Exercise: The lines that make up this material should each be returned exactly.

Study material:
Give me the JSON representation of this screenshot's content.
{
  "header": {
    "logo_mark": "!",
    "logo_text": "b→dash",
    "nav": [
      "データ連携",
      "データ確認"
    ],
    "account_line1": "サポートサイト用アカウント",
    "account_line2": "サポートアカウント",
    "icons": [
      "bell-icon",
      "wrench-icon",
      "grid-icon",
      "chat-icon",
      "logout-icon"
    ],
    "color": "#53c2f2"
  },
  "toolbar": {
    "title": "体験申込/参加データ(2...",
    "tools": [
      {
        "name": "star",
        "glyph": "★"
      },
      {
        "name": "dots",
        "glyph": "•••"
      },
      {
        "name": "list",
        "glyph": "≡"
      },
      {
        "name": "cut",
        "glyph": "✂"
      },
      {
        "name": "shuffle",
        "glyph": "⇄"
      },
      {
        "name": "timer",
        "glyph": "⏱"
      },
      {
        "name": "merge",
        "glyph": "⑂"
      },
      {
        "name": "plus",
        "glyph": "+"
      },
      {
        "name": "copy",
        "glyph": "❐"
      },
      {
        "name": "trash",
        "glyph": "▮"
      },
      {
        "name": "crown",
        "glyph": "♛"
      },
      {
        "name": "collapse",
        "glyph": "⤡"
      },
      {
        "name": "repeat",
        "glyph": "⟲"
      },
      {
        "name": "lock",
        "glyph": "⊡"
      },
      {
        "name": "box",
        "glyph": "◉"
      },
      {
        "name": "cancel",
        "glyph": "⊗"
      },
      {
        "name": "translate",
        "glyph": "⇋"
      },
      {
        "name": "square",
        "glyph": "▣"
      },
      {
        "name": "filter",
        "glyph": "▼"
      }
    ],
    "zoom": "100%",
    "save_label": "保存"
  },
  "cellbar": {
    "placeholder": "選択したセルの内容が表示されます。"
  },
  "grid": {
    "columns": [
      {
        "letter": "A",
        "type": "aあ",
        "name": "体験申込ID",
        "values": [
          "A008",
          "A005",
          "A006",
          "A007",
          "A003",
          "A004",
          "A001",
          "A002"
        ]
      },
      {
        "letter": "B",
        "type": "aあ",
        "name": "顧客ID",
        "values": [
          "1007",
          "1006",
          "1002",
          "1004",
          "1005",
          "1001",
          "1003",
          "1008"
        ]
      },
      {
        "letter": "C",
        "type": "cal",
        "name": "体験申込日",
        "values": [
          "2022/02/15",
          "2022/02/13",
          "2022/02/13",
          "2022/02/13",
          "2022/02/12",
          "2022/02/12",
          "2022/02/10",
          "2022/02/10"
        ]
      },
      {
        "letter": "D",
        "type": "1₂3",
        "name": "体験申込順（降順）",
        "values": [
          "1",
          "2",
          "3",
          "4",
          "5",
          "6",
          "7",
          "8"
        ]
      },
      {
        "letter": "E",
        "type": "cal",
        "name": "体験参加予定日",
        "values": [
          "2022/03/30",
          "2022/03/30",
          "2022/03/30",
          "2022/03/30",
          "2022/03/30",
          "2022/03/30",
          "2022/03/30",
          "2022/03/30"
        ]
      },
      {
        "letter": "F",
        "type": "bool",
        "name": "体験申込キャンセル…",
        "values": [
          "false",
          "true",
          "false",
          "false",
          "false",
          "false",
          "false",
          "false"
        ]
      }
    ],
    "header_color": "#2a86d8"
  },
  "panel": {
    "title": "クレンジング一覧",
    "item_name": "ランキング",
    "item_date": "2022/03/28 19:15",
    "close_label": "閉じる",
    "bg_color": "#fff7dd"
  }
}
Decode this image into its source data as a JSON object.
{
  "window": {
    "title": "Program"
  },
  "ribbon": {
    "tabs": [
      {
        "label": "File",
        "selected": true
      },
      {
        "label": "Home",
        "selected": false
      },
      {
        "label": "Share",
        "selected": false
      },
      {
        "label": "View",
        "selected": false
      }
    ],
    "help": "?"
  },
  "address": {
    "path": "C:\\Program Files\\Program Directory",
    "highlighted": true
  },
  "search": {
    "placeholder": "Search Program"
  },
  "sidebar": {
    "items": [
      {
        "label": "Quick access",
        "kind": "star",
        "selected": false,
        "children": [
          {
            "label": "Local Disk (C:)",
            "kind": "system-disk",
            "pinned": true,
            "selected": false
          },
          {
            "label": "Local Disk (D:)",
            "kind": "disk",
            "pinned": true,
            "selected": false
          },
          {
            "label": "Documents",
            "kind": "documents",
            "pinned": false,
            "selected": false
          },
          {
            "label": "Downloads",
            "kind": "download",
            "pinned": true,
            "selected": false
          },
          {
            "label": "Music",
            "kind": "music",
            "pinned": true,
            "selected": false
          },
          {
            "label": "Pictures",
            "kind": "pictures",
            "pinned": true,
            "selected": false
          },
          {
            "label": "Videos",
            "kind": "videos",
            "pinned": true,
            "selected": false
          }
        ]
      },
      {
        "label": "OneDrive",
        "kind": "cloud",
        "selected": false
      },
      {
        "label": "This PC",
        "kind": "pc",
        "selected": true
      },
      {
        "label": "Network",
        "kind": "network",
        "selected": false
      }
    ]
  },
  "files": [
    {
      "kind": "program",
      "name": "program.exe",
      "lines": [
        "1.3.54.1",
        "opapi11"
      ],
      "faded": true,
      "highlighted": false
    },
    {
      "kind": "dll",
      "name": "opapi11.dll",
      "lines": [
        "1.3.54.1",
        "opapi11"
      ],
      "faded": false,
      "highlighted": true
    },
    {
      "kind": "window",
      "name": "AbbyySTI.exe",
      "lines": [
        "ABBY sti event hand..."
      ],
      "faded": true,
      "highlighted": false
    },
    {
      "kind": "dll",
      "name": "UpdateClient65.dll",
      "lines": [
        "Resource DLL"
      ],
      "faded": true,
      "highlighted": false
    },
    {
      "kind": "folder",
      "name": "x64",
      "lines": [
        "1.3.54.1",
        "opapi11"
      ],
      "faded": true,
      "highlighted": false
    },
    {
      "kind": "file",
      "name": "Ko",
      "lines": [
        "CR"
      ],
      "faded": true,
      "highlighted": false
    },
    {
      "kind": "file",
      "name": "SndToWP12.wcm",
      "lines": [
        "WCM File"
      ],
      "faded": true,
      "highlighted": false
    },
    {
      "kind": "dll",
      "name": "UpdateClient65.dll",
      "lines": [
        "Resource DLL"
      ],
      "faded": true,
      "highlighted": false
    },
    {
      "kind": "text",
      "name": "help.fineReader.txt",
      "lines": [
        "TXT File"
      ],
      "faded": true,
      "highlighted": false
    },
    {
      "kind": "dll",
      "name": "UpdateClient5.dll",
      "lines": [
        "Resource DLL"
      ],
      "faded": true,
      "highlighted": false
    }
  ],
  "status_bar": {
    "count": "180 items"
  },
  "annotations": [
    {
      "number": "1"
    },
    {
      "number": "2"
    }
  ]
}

Task answer:
Give me the JSON representation of this screenshot's content.
{
  "header": {
    "logo_mark": "!",
    "logo_text": "b→dash",
    "nav": [
      "データ連携",
      "データ確認"
    ],
    "account_line1": "サポートサイト用アカウント",
    "account_line2": "サポートアカウント",
    "icons": [
      "bell-icon",
      "wrench-icon",
      "grid-icon",
      "chat-icon",
      "logout-icon"
    ],
    "color": "#53c2f2"
  },
  "toolbar": {
    "title": "体験申込/参加データ(2...",
    "tools": [
      {
        "name": "star",
        "glyph": "★"
      },
      {
        "name": "dots",
        "glyph": "•••"
      },
      {
        "name": "list",
        "glyph": "≡"
      },
      {
        "name": "cut",
        "glyph": "✂"
      },
      {
        "name": "shuffle",
        "glyph": "⇄"
      },
      {
        "name": "timer",
        "glyph": "⏱"
      },
      {
        "name": "merge",
        "glyph": "⑂"
      },
      {
        "name": "plus",
        "glyph": "+"
      },
      {
        "name": "copy",
        "glyph": "❐"
      },
      {
        "name": "trash",
        "glyph": "▮"
      },
      {
        "name": "crown",
        "glyph": "♛"
      },
      {
        "name": "collapse",
        "glyph": "⤡"
      },
      {
        "name": "repeat",
        "glyph": "⟲"
      },
      {
        "name": "lock",
        "glyph": "⊡"
      },
      {
        "name": "box",
        "glyph": "◉"
      },
      {
        "name": "cancel",
        "glyph": "⊗"
      },
      {
        "name": "translate",
        "glyph": "⇋"
      },
      {
        "name": "square",
        "glyph": "▣"
      },
      {
        "name": "filter",
        "glyph": "▼"
      }
    ],
    "zoom": "100%",
    "save_label": "保存"
  },
  "cellbar": {
    "placeholder": "選択したセルの内容が表示されます。"
  },
  "grid": {
    "columns": [
      {
        "letter": "A",
        "type": "aあ",
        "name": "体験申込ID",
        "values": [
          "A008",
          "A005",
          "A006",
          "A007",
          "A003",
          "A004",
          "A001",
          "A002"
        ]
      },
      {
        "letter": "B",
        "type": "aあ",
        "name": "顧客ID",
        "values": [
          "1007",
          "1006",
          "1002",
          "1004",
          "1005",
          "1001",
          "1003",
          "1008"
        ]
      },
      {
        "letter": "C",
        "type": "cal",
        "name": "体験申込日",
        "values": [
          "2022/02/15",
          "2022/02/13",
          "2022/02/13",
          "2022/02/13",
          "2022/02/12",
          "2022/02/12",
          "2022/02/10",
          "2022/02/10"
        ]
      },
      {
        "letter": "D",
        "type": "1₂3",
        "name": "体験申込順（降順）",
        "values": [
          "1",
          "2",
          "3",
          "4",
          "5",
          "6",
          "7",
          "8"
        ]
      },
      {
        "letter": "E",
        "type": "cal",
        "name": "体験参加予定日",
        "values": [
          "2022/03/30",
          "2022/03/30",
          "2022/03/30",
          "2022/03/30",
          "2022/03/30",
          "2022/03/30",
          "2022/03/30",
          "2022/03/30"
        ]
      },
      {
        "letter": "F",
        "type": "bool",
        "name": "体験申込キャンセル…",
        "values": [
          "false",
          "true",
          "false",
          "false",
          "false",
          "false",
          "false",
          "false"
        ]
      }
    ],
    "header_color": "#2a86d8"
  },
  "panel": {
    "title": "クレンジング一覧",
    "item_name": "ランキング",
    "item_date": "2022/03/28 19:15",
    "close_label": "閉じる",
    "bg_color": "#fff7dd"
  }
}
Decode this image into its source data as a JSON object.
{
  "window": {
    "title": "Program"
  },
  "ribbon": {
    "tabs": [
      {
        "label": "File",
        "selected": true
      },
      {
        "label": "Home",
        "selected": false
      },
      {
        "label": "Share",
        "selected": false
      },
      {
        "label": "View",
        "selected": false
      }
    ],
    "help": "?"
  },
  "address": {
    "path": "C:\\Program Files\\Program Directory",
    "highlighted": true
  },
  "search": {
    "placeholder": "Search Program"
  },
  "sidebar": {
    "items": [
      {
        "label": "Quick access",
        "kind": "star",
        "selected": false,
        "children": [
          {
            "label": "Local Disk (C:)",
            "kind": "system-disk",
            "pinned": true,
            "selected": false
          },
          {
            "label": "Local Disk (D:)",
            "kind": "disk",
            "pinned": true,
            "selected": false
          },
          {
            "label": "Documents",
            "kind": "documents",
            "pinned": false,
            "selected": false
          },
          {
            "label": "Downloads",
            "kind": "download",
            "pinned": true,
            "selected": false
          },
          {
            "label": "Music",
            "kind": "music",
            "pinned": true,
            "selected": false
          },
          {
            "label": "Pictures",
            "kind": "pictures",
            "pinned": true,
            "selected": false
          },
          {
            "label": "Videos",
            "kind": "videos",
            "pinned": true,
            "selected": false
          }
        ]
      },
      {
        "label": "OneDrive",
        "kind": "cloud",
        "selected": false
      },
      {
        "label": "This PC",
        "kind": "pc",
        "selected": true
      },
      {
        "label": "Network",
        "kind": "network",
        "selected": false
      }
    ]
  },
  "files": [
    {
      "kind": "program",
      "name": "program.exe",
      "lines": [
        "1.3.54.1",
        "opapi11"
      ],
      "faded": true,
      "highlighted": false
    },
    {
      "kind": "dll",
      "name": "opapi11.dll",
      "lines": [
        "1.3.54.1",
        "opapi11"
      ],
      "faded": false,
      "highlighted": true
    },
    {
      "kind": "window",
      "name": "AbbyySTI.exe",
      "lines": [
        "ABBY sti event hand..."
      ],
      "faded": true,
      "highlighted": false
    },
    {
      "kind": "dll",
      "name": "UpdateClient65.dll",
      "lines": [
        "Resource DLL"
      ],
      "faded": true,
      "highlighted": false
    },
    {
      "kind": "folder",
      "name": "x64",
      "lines": [
        "1.3.54.1",
        "opapi11"
      ],
      "faded": true,
      "highlighted": false
    },
    {
      "kind": "file",
      "name": "Ko",
      "lines": [
        "CR"
      ],
      "faded": true,
      "highlighted": false
    },
    {
      "kind": "file",
      "name": "SndToWP12.wcm",
      "lines": [
        "WCM File"
      ],
      "faded": true,
      "highlighted": false
    },
    {
      "kind": "dll",
      "name": "UpdateClient65.dll",
      "lines": [
        "Resource DLL"
      ],
      "faded": true,
      "highlighted": false
    },
    {
      "kind": "text",
      "name": "help.fineReader.txt",
      "lines": [
        "TXT File"
      ],
      "faded": true,
      "highlighted": false
    },
    {
      "kind": "dll",
      "name": "UpdateClient5.dll",
      "lines": [
        "Resource DLL"
      ],
      "faded": true,
      "highlighted": false
    }
  ],
  "status_bar": {
    "count": "180 items"
  },
  "annotations": [
    {
      "number": "1"
    },
    {
      "number": "2"
    }
  ]
}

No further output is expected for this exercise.